**What to work on:** Search the data for the word "JSON" and copy every line where it occurs.

**Data supplied:**
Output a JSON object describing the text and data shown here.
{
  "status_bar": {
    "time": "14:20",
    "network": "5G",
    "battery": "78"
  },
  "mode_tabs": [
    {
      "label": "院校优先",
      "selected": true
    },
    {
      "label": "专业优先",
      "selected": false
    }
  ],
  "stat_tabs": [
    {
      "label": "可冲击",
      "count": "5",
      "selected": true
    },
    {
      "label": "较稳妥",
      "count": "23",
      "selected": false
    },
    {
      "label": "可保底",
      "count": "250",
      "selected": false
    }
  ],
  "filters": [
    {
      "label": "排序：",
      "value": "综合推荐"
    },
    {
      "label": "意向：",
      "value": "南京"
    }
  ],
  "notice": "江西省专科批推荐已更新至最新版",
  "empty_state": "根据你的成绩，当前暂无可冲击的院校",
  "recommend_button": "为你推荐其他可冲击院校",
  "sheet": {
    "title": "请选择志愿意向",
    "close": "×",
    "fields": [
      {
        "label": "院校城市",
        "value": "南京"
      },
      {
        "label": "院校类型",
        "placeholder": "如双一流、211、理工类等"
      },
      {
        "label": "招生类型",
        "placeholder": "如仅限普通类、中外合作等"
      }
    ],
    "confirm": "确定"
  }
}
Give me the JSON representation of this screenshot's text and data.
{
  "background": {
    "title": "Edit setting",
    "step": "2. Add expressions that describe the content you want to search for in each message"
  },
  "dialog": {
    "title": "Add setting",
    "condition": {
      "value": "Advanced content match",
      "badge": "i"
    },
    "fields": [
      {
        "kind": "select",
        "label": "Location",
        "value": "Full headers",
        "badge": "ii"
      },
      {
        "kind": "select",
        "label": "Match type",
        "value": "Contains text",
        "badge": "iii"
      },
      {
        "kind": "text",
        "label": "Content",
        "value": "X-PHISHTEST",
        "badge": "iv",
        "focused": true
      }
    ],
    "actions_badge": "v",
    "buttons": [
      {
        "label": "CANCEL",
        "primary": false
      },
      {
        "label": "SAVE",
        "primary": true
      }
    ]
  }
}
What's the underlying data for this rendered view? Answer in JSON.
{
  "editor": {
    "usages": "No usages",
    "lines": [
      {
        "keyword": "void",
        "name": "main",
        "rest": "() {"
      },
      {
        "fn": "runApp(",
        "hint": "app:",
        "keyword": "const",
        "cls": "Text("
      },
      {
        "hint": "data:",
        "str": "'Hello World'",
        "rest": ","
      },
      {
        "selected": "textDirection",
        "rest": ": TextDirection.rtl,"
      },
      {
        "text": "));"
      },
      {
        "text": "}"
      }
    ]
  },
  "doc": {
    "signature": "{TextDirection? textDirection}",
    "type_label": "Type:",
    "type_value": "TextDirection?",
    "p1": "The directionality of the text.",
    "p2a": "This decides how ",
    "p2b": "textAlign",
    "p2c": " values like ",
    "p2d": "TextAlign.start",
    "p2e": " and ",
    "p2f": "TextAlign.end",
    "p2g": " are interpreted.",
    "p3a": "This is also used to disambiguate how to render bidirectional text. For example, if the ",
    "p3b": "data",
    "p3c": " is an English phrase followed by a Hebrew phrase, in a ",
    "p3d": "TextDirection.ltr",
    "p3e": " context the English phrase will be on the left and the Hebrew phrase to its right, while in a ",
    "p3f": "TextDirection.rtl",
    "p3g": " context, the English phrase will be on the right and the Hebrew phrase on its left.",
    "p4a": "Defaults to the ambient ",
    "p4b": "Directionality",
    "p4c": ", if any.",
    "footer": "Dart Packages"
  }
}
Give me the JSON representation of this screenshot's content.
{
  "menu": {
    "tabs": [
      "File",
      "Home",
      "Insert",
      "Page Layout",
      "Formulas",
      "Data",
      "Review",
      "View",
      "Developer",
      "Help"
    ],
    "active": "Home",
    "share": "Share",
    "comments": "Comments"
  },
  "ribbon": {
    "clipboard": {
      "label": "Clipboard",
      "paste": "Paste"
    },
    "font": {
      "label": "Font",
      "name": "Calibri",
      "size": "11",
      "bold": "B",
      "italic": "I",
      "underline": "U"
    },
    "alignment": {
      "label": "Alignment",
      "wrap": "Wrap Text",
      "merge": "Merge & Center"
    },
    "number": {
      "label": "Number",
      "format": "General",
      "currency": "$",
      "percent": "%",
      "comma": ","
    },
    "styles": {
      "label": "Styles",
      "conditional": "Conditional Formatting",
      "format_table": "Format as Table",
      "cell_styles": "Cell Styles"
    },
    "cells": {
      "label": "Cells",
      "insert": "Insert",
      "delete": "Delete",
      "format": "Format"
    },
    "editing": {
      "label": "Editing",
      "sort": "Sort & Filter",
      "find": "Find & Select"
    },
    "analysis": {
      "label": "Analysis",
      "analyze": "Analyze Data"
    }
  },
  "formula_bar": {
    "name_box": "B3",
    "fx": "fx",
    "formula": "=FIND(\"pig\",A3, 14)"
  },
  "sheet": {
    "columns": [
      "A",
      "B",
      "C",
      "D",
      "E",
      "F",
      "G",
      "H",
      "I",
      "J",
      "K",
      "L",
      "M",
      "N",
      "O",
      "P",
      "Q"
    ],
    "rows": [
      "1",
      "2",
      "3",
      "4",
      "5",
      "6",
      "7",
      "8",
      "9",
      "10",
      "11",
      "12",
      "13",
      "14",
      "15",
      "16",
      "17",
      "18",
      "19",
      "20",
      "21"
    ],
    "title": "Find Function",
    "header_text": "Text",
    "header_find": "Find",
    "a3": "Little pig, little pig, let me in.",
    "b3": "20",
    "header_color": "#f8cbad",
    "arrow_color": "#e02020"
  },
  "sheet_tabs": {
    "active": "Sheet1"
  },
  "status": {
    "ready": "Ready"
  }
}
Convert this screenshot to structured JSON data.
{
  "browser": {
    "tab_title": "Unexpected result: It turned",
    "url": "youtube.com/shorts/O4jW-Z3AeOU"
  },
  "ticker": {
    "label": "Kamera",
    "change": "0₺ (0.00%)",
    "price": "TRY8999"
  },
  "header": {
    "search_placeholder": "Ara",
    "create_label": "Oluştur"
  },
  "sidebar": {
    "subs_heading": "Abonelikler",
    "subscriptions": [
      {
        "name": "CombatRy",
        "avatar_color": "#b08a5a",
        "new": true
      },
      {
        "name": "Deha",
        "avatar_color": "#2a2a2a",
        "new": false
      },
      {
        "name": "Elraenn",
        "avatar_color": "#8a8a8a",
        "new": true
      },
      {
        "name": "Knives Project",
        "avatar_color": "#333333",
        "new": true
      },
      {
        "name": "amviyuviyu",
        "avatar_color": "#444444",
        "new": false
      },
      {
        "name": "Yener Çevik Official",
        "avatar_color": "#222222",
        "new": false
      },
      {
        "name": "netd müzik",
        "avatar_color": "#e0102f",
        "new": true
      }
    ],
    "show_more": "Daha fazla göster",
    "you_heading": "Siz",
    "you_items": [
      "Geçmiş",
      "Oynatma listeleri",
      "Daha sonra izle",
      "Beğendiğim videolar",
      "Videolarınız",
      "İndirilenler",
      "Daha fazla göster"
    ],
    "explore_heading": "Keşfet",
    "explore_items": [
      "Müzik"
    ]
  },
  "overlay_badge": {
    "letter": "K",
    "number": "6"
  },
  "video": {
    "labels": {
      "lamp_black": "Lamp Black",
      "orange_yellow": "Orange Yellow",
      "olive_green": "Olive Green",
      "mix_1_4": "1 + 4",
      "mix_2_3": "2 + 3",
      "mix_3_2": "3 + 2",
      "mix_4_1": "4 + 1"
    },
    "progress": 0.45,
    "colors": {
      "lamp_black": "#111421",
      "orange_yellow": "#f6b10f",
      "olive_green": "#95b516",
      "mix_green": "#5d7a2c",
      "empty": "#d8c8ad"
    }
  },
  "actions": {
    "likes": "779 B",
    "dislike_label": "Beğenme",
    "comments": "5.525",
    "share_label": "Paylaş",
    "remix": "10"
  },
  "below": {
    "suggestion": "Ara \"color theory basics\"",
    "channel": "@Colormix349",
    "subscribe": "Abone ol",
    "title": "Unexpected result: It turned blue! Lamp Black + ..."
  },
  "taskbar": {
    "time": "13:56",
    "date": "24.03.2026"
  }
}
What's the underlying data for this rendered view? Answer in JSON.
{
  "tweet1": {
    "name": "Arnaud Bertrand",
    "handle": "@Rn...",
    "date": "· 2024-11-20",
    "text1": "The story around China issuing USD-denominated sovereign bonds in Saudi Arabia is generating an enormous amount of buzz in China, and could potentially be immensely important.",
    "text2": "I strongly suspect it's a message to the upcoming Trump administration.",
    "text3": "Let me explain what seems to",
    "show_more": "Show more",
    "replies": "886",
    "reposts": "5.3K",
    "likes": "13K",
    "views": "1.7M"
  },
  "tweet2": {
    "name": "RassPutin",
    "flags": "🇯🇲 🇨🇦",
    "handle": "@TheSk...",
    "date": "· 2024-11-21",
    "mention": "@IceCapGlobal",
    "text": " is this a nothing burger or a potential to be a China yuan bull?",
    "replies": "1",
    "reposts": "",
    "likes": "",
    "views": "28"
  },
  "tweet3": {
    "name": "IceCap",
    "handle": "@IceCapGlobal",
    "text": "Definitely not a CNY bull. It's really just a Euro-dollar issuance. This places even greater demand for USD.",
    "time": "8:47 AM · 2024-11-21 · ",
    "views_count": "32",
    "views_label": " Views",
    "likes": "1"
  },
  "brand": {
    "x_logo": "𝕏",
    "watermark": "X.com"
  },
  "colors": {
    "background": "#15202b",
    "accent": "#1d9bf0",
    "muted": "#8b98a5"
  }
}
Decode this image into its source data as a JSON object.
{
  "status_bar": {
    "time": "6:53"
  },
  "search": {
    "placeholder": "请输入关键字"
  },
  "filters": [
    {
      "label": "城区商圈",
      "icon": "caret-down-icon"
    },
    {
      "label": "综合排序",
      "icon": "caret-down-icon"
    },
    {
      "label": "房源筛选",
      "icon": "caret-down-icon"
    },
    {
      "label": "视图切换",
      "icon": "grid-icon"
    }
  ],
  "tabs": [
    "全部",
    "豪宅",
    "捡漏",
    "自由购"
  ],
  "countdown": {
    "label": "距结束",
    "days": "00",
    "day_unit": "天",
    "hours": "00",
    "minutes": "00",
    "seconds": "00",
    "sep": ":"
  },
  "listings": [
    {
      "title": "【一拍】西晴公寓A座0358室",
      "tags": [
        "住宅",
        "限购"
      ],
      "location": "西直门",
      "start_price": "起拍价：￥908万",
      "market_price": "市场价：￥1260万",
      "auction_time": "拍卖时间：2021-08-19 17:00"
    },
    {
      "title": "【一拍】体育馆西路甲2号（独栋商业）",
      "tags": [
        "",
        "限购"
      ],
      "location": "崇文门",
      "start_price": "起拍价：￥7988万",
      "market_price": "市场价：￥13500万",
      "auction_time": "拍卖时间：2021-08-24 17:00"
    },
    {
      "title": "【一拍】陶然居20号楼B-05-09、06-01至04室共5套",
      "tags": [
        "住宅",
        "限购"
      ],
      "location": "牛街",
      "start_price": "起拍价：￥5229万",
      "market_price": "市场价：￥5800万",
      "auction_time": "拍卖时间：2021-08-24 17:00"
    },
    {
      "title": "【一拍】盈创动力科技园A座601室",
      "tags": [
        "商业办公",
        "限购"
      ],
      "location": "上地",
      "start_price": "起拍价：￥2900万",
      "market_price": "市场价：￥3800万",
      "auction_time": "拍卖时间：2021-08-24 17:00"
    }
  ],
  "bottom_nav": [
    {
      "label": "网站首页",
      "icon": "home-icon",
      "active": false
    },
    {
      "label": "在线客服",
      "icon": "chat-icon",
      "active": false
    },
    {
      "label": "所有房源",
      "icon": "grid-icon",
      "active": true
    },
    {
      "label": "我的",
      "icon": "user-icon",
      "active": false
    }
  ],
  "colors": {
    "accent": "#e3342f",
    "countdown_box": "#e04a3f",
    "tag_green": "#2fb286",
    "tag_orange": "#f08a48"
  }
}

**Expected answer:**
Output a JSON object describing the text and data shown here.
Give me the JSON representation of this screenshot's text and data.
What's the underlying data for this rendered view? Answer in JSON.
Give me the JSON representation of this screenshot's content.
Convert this screenshot to structured JSON data.
What's the underlying data for this rendered view? Answer in JSON.
Decode this image into its source data as a JSON object.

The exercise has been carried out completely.